### What is required
Repeat the listing below verbatim, without its images.

──────────────────────────────

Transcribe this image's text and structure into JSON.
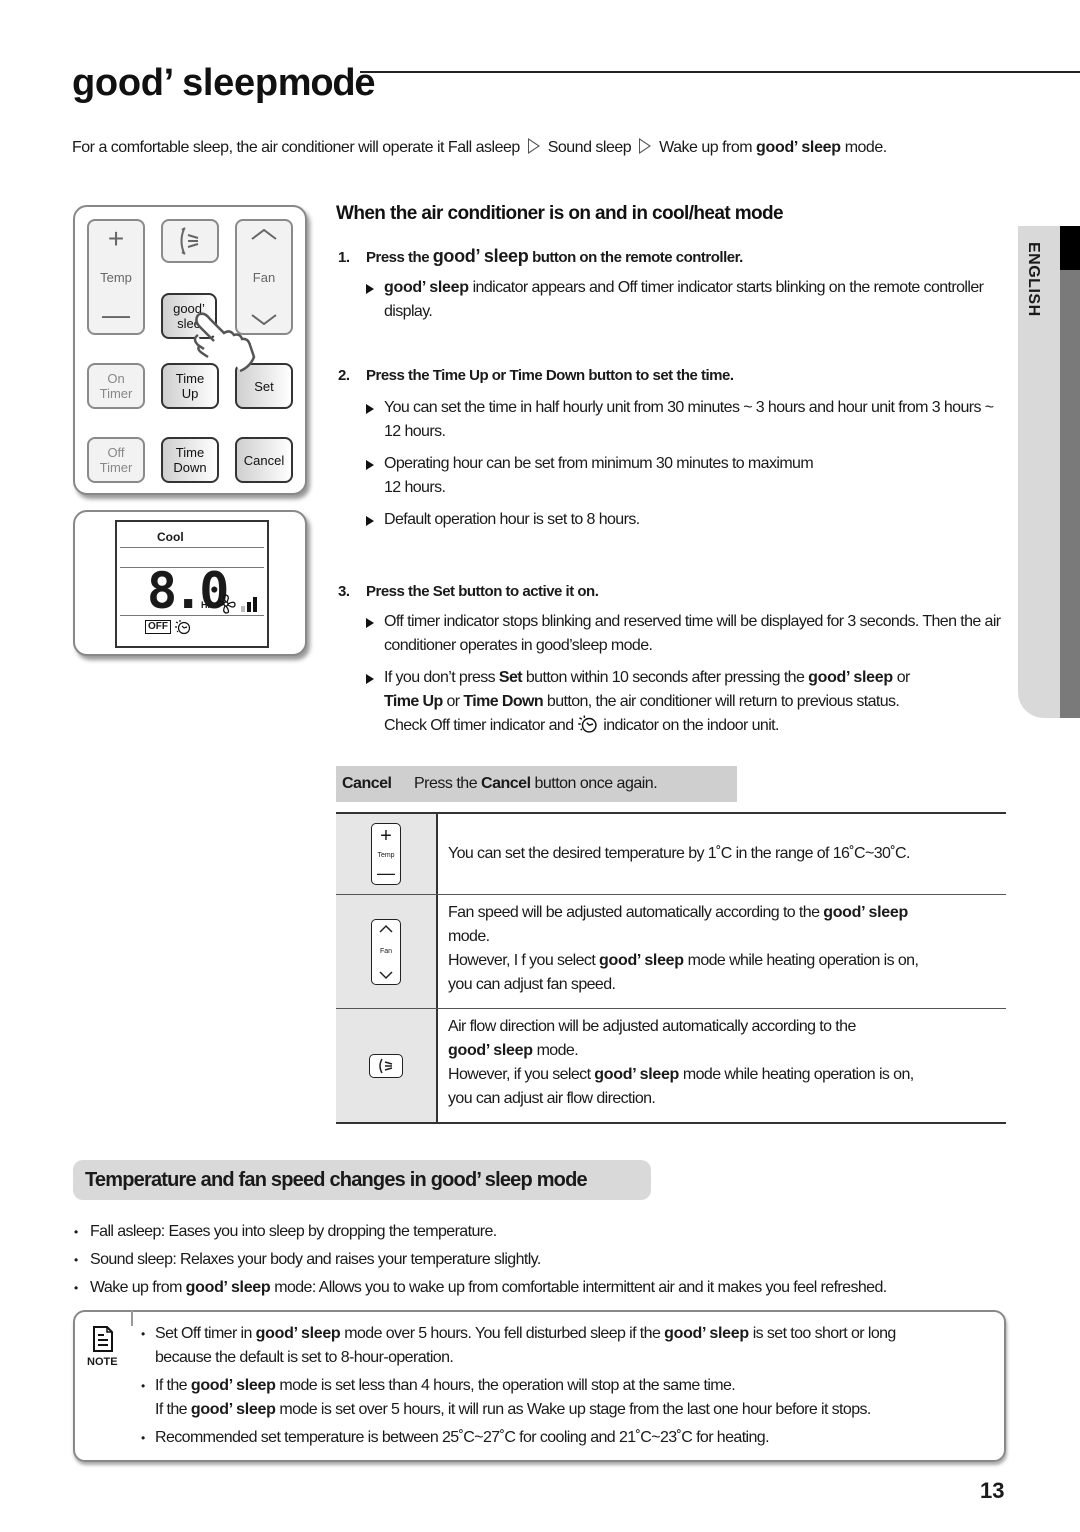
{
  "title": {
    "brand": "good’ sleep",
    "suffix": "mode"
  },
  "intro": {
    "lead": "For a comfortable sleep, the air conditioner will operate it Fall asleep",
    "stage2": "Sound sleep",
    "stage3_pre": "Wake up from",
    "brand": "good’ sleep",
    "end": "mode."
  },
  "side_tab": {
    "label": "ENGLISH"
  },
  "remote": {
    "buttons": {
      "temp_plus": "+",
      "temp_label": "Temp",
      "temp_minus": "—",
      "swing": "airflow",
      "fan_up": "︿",
      "fan_label": "Fan",
      "fan_down": "﹀",
      "good_sleep_1": "good’",
      "good_sleep_2": "slee",
      "on_timer_1": "On",
      "on_timer_2": "Timer",
      "time_up_1": "Time",
      "time_up_2": "Up",
      "set": "Set",
      "off_timer_1": "Off",
      "off_timer_2": "Timer",
      "time_down_1": "Time",
      "time_down_2": "Down",
      "cancel": "Cancel"
    },
    "display": {
      "mode": "Cool",
      "time": "8.0",
      "unit": "HR",
      "off": "OFF"
    }
  },
  "section1": {
    "heading": "When the air conditioner is on and in cool/heat mode",
    "steps": [
      {
        "num": "1.",
        "pre": "Press the",
        "brand": "good’ sleep",
        "post": "button on the remote controller.",
        "subs": [
          {
            "brand": "good’ sleep",
            "text": "indicator appears and Off timer indicator starts blinking on the remote controller display."
          }
        ]
      },
      {
        "num": "2.",
        "text": "Press the Time Up or Time Down button to set the time.",
        "subs": [
          {
            "text": "You can set the time in half hourly unit from 30 minutes ~ 3 hours and hour unit from 3 hours ~ 12 hours."
          },
          {
            "text_l1": "Operating hour can be set from minimum 30 minutes to maximum",
            "text_l2": "12 hours."
          },
          {
            "text": "Default operation hour is set to 8 hours."
          }
        ]
      },
      {
        "num": "3.",
        "text": "Press the Set button to active it on.",
        "subs": [
          {
            "text": "Off timer indicator stops blinking and reserved time will be displayed for 3 seconds. Then the air conditioner operates in good’sleep mode."
          },
          {
            "p1": "If you don’t press",
            "b1": "Set",
            "p2": "button within 10 seconds after pressing the",
            "brand": "good’ sleep",
            "p3": "or",
            "b2": "Time Up",
            "p4": "or",
            "b3": "Time Down",
            "p5": "button, the air conditioner will return to previous status.",
            "p6": "Check Off timer indicator and",
            "p7": "indicator on the indoor unit."
          }
        ]
      }
    ],
    "cancel": {
      "key": "Cancel",
      "pre": "Press the",
      "bold": "Cancel",
      "post": "button once again."
    }
  },
  "table": {
    "rows": [
      {
        "icon": "temp-button-icon",
        "icon_label": "Temp",
        "text": "You can set the desired temperature by 1˚C in the range of 16˚C~30˚C."
      },
      {
        "icon": "fan-button-icon",
        "icon_label": "Fan",
        "l1_pre": "Fan speed will be adjusted automatically according to the",
        "l1_brand": "good’ sleep",
        "l2": "mode.",
        "l3_pre": "However, I f you select",
        "l3_brand": "good’ sleep",
        "l3_post": "mode while heating operation is on,",
        "l4": "you can adjust fan speed."
      },
      {
        "icon": "airflow-button-icon",
        "l1": "Air flow direction will be adjusted automatically according to the",
        "l2_brand": "good’ sleep",
        "l2_post": "mode.",
        "l3_pre": "However, if you select",
        "l3_brand": "good’ sleep",
        "l3_post": "mode while heating operation is on,",
        "l4": "you can adjust air flow direction."
      }
    ]
  },
  "section2": {
    "heading_pre": "Temperature and fan speed changes in",
    "heading_brand": "good’ sleep",
    "heading_post": "mode",
    "bullets": [
      {
        "text": "Fall asleep: Eases you into sleep by dropping the temperature."
      },
      {
        "text": "Sound sleep: Relaxes your body and raises your temperature slightly."
      },
      {
        "pre": "Wake up from",
        "brand": "good’ sleep",
        "post": "mode: Allows you to wake up from comfortable intermittent air and it makes you feel refreshed."
      }
    ]
  },
  "note": {
    "label": "NOTE",
    "items": [
      {
        "p1": "Set Off timer in",
        "b1": "good’ sleep",
        "p2": "mode over 5 hours. You fell disturbed sleep if the",
        "b2": "good’ sleep",
        "p3": "is set too short or long",
        "p4": "because the default is set to 8-hour-operation."
      },
      {
        "p1": "If the",
        "b1": "good’ sleep",
        "p2": "mode is set less than 4 hours, the operation will stop at the same time.",
        "p3": "If the",
        "b2": "good’ sleep",
        "p4": "mode is set over 5 hours, it will run as Wake up stage from the last one hour before it stops."
      },
      {
        "text": "Recommended set temperature is between 25˚C~27˚C for cooling and 21˚C~23˚C for heating."
      }
    ]
  },
  "page_number": "13"
}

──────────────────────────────

### Problem solution
Transcribe this image's text and structure into JSON.
{
  "title": {
    "brand": "good’ sleep",
    "suffix": "mode"
  },
  "intro": {
    "lead": "For a comfortable sleep, the air conditioner will operate it Fall asleep",
    "stage2": "Sound sleep",
    "stage3_pre": "Wake up from",
    "brand": "good’ sleep",
    "end": "mode."
  },
  "side_tab": {
    "label": "ENGLISH"
  },
  "remote": {
    "buttons": {
      "temp_plus": "+",
      "temp_label": "Temp",
      "temp_minus": "—",
      "swing": "airflow",
      "fan_up": "︿",
      "fan_label": "Fan",
      "fan_down": "﹀",
      "good_sleep_1": "good’",
      "good_sleep_2": "slee",
      "on_timer_1": "On",
      "on_timer_2": "Timer",
      "time_up_1": "Time",
      "time_up_2": "Up",
      "set": "Set",
      "off_timer_1": "Off",
      "off_timer_2": "Timer",
      "time_down_1": "Time",
      "time_down_2": "Down",
      "cancel": "Cancel"
    },
    "display": {
      "mode": "Cool",
      "time": "8.0",
      "unit": "HR",
      "off": "OFF"
    }
  },
  "section1": {
    "heading": "When the air conditioner is on and in cool/heat mode",
    "steps": [
      {
        "num": "1.",
        "pre": "Press the",
        "brand": "good’ sleep",
        "post": "button on the remote controller.",
        "subs": [
          {
            "brand": "good’ sleep",
            "text": "indicator appears and Off timer indicator starts blinking on the remote controller display."
          }
        ]
      },
      {
        "num": "2.",
        "text": "Press the Time Up or Time Down button to set the time.",
        "subs": [
          {
            "text": "You can set the time in half hourly unit from 30 minutes ~ 3 hours and hour unit from 3 hours ~ 12 hours."
          },
          {
            "text_l1": "Operating hour can be set from minimum 30 minutes to maximum",
            "text_l2": "12 hours."
          },
          {
            "text": "Default operation hour is set to 8 hours."
          }
        ]
      },
      {
        "num": "3.",
        "text": "Press the Set button to active it on.",
        "subs": [
          {
            "text": "Off timer indicator stops blinking and reserved time will be displayed for 3 seconds. Then the air conditioner operates in good’sleep mode."
          },
          {
            "p1": "If you don’t press",
            "b1": "Set",
            "p2": "button within 10 seconds after pressing the",
            "brand": "good’ sleep",
            "p3": "or",
            "b2": "Time Up",
            "p4": "or",
            "b3": "Time Down",
            "p5": "button, the air conditioner will return to previous status.",
            "p6": "Check Off timer indicator and",
            "p7": "indicator on the indoor unit."
          }
        ]
      }
    ],
    "cancel": {
      "key": "Cancel",
      "pre": "Press the",
      "bold": "Cancel",
      "post": "button once again."
    }
  },
  "table": {
    "rows": [
      {
        "icon": "temp-button-icon",
        "icon_label": "Temp",
        "text": "You can set the desired temperature by 1˚C in the range of 16˚C~30˚C."
      },
      {
        "icon": "fan-button-icon",
        "icon_label": "Fan",
        "l1_pre": "Fan speed will be adjusted automatically according to the",
        "l1_brand": "good’ sleep",
        "l2": "mode.",
        "l3_pre": "However, I f you select",
        "l3_brand": "good’ sleep",
        "l3_post": "mode while heating operation is on,",
        "l4": "you can adjust fan speed."
      },
      {
        "icon": "airflow-button-icon",
        "l1": "Air flow direction will be adjusted automatically according to the",
        "l2_brand": "good’ sleep",
        "l2_post": "mode.",
        "l3_pre": "However, if you select",
        "l3_brand": "good’ sleep",
        "l3_post": "mode while heating operation is on,",
        "l4": "you can adjust air flow direction."
      }
    ]
  },
  "section2": {
    "heading_pre": "Temperature and fan speed changes in",
    "heading_brand": "good’ sleep",
    "heading_post": "mode",
    "bullets": [
      {
        "text": "Fall asleep: Eases you into sleep by dropping the temperature."
      },
      {
        "text": "Sound sleep: Relaxes your body and raises your temperature slightly."
      },
      {
        "pre": "Wake up from",
        "brand": "good’ sleep",
        "post": "mode: Allows you to wake up from comfortable intermittent air and it makes you feel refreshed."
      }
    ]
  },
  "note": {
    "label": "NOTE",
    "items": [
      {
        "p1": "Set Off timer in",
        "b1": "good’ sleep",
        "p2": "mode over 5 hours. You fell disturbed sleep if the",
        "b2": "good’ sleep",
        "p3": "is set too short or long",
        "p4": "because the default is set to 8-hour-operation."
      },
      {
        "p1": "If the",
        "b1": "good’ sleep",
        "p2": "mode is set less than 4 hours, the operation will stop at the same time.",
        "p3": "If the",
        "b2": "good’ sleep",
        "p4": "mode is set over 5 hours, it will run as Wake up stage from the last one hour before it stops."
      },
      {
        "text": "Recommended set temperature is between 25˚C~27˚C for cooling and 21˚C~23˚C for heating."
      }
    ]
  },
  "page_number": "13"
}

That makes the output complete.